Pub. 7 2023 Issue 2

Utah’s Community Health Centers and Family Physicians By Sarah Woolsey, MD, MPH, FAAFP, Medical Director, Association for Utah Community Health (AUCH) and Jenifer Lloyd, JD, Deputy Director, AUCH Utah is home to 14 community health centers, operating 60 clinics in urban and rural communities to provide care to more than 166,000 people annually. Utah health centers foster trusting relationships with their patients and provide medical staff with the support they need to deliver the right care for patients. Medical doctors (most are family physicians) and advanced practice providers are the leads of healthcare teams where everyone works together to ensure the best patient care. Utah family physicians lead and practice across the state in these unique independent practices. Health Centers: Caring Since 1965 In 1965, the nation’s first community health centers were launched as a small demonstration program by President Johnson’s Office of Economic Opportunity (OEO). Dr. H. Jack Geiger and Dr. Count D. Gibson had roots in both the civil rights movement and the War on Poverty and wanted to provide healthcare that could transform underserved communities. The first “Neighborhood Health Centers” were established in Columbia Point in Dorchester, MA, an inner city, underserved community, and in Mound Bayou, MS, an impoverished rural community. These two centers provided care that was unconventional at the time by focusing on patients’ social drivers of health in addition to providing healthcare services.

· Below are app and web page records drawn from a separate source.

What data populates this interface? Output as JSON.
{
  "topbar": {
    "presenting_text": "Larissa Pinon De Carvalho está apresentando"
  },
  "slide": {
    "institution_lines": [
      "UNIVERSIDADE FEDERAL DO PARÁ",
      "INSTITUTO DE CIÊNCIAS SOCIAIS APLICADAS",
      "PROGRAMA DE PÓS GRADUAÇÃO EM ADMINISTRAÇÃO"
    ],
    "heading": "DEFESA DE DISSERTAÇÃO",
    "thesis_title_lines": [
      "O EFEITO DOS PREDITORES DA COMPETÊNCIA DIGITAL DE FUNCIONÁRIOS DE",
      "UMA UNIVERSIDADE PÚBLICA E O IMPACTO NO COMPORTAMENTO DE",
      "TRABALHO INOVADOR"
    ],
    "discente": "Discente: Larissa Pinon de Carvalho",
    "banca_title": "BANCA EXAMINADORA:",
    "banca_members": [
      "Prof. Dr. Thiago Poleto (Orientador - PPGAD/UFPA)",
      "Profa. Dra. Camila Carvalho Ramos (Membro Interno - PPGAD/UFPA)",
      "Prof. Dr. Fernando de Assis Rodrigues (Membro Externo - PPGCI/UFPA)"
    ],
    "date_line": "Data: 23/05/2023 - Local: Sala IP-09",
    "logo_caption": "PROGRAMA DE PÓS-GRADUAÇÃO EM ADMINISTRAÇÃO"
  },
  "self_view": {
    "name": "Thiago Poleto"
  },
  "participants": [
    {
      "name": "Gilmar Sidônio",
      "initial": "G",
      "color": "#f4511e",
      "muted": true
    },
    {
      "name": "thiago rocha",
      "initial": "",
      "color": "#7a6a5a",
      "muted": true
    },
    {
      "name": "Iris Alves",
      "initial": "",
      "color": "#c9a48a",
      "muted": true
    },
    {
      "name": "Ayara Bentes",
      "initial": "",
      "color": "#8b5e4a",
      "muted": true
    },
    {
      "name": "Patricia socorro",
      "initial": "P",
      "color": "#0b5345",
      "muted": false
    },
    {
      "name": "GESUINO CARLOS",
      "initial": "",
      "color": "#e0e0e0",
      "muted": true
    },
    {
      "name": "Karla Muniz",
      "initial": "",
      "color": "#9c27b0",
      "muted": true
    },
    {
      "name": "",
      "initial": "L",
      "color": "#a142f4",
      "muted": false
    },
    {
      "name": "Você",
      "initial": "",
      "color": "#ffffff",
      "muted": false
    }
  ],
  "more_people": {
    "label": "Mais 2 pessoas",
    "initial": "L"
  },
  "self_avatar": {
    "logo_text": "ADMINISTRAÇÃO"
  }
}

This demonstration program became today’s Health Center Program, which now serves over 30 million patients annually through 1,370 health center organizations. What is a Community Health Center? Health centers are community-based organizations that deliver high-quality primary health care services. Designed to be a true “Medical Home,” health centers provide access to pharmacy, mental health, substance use disorder (SUD) and oral health services in addition to primary care. You will find these clinics in areas where economic, geographic or cultural barriers have limited access to affordable healthcare services. Health centers care for the nation’s most vulnerable individuals and families, including people experiencing homelessness, agricultural workers, residents of public housing and the nation’s veterans. As a family doctor, you work with a team staffed and dedicated to the whole person. How Do They Work? Health centers overcome barriers to care by focusing on their community. Each health center has a Board of Directors with patient majorities, ensuring that community voices are heard and health centers remain responsive to local needs. Family physicians working in health centers are guaranteed variety in their scope of practice as each community has different needs. Some are full-spectrum with hospital and office-based practices; others are mobile, working in street medicine practices. Health centers can be large or small. In Utah, they are all private or public non-profits. Health centers receive federal grant funding from the Health Resources and Services Administration (HRSA) to support the care they provide for low-income uninsured patients, but most of their operating funds come from patient revenues, including Medicaid, Medicare, private Dr. H. Jack Geiger 27 |